Component data from apps and pages:
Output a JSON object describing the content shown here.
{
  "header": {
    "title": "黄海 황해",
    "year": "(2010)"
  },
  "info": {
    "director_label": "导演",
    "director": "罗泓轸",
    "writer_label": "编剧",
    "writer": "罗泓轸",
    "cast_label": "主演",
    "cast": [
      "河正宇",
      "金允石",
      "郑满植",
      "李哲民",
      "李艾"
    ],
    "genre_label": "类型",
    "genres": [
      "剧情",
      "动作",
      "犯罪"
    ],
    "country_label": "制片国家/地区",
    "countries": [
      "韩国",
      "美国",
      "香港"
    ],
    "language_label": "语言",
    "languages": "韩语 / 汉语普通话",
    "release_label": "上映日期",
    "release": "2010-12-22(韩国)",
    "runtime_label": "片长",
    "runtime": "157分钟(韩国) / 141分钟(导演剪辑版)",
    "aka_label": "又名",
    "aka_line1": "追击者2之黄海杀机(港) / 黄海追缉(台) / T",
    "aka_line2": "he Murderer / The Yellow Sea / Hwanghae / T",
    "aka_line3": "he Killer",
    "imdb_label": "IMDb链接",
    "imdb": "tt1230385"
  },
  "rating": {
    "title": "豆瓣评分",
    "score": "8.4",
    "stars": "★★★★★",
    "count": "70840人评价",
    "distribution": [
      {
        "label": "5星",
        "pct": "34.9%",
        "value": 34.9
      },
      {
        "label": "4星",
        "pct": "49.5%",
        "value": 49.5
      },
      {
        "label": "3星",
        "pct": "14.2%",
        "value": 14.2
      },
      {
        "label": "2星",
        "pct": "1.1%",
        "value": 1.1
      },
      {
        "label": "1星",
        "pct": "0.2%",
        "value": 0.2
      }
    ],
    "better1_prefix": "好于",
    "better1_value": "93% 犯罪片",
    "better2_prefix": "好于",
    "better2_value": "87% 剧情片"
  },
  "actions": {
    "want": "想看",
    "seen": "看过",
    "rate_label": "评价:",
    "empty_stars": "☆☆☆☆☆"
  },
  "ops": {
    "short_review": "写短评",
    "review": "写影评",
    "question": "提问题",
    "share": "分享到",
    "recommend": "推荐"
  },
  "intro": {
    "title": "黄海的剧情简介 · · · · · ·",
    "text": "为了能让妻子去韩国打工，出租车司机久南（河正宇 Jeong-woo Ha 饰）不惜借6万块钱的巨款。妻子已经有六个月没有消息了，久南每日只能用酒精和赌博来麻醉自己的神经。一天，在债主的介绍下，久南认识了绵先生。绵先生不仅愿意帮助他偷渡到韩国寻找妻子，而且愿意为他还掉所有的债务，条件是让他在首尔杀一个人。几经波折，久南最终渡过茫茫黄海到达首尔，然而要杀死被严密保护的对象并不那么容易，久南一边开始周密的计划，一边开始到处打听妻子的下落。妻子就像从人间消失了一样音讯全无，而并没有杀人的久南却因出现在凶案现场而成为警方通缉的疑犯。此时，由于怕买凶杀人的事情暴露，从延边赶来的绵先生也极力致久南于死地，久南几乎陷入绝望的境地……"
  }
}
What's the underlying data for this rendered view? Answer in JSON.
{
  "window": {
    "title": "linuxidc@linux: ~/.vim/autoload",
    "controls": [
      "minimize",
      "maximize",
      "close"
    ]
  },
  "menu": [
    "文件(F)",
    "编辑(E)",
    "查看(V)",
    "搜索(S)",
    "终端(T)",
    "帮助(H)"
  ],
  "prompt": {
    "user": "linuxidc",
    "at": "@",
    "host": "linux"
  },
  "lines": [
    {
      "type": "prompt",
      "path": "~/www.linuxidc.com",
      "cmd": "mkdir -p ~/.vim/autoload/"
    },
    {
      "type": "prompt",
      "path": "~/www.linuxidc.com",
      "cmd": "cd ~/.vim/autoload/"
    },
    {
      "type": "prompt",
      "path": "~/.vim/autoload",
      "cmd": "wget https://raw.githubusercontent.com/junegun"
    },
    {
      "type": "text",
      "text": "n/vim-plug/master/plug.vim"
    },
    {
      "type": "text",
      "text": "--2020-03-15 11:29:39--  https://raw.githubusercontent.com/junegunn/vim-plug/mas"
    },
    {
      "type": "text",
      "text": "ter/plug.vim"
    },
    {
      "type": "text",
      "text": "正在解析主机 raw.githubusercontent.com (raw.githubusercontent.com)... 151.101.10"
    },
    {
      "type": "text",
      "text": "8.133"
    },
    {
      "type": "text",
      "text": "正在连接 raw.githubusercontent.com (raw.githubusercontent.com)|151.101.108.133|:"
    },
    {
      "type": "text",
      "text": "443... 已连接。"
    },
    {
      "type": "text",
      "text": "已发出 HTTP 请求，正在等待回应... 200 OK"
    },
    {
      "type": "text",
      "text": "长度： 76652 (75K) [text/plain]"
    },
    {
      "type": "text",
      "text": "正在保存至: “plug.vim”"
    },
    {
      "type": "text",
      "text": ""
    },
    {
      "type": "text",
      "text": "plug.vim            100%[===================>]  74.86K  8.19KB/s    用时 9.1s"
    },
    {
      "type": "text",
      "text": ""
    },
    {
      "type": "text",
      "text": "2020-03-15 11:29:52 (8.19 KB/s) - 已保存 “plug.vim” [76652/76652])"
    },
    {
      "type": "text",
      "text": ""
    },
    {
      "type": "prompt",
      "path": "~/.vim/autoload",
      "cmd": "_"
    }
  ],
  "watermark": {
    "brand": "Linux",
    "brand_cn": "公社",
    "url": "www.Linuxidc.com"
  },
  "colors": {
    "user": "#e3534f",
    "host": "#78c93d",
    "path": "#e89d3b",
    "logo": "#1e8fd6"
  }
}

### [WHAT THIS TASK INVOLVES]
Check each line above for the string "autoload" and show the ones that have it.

### [COMPLETED TASK]
    "title": "linuxidc@linux: ~/.vim/autoload",
      "cmd": "mkdir -p ~/.vim/autoload/"
      "cmd": "cd ~/.vim/autoload/"
      "path": "~/.vim/autoload",
      "path": "~/.vim/autoload",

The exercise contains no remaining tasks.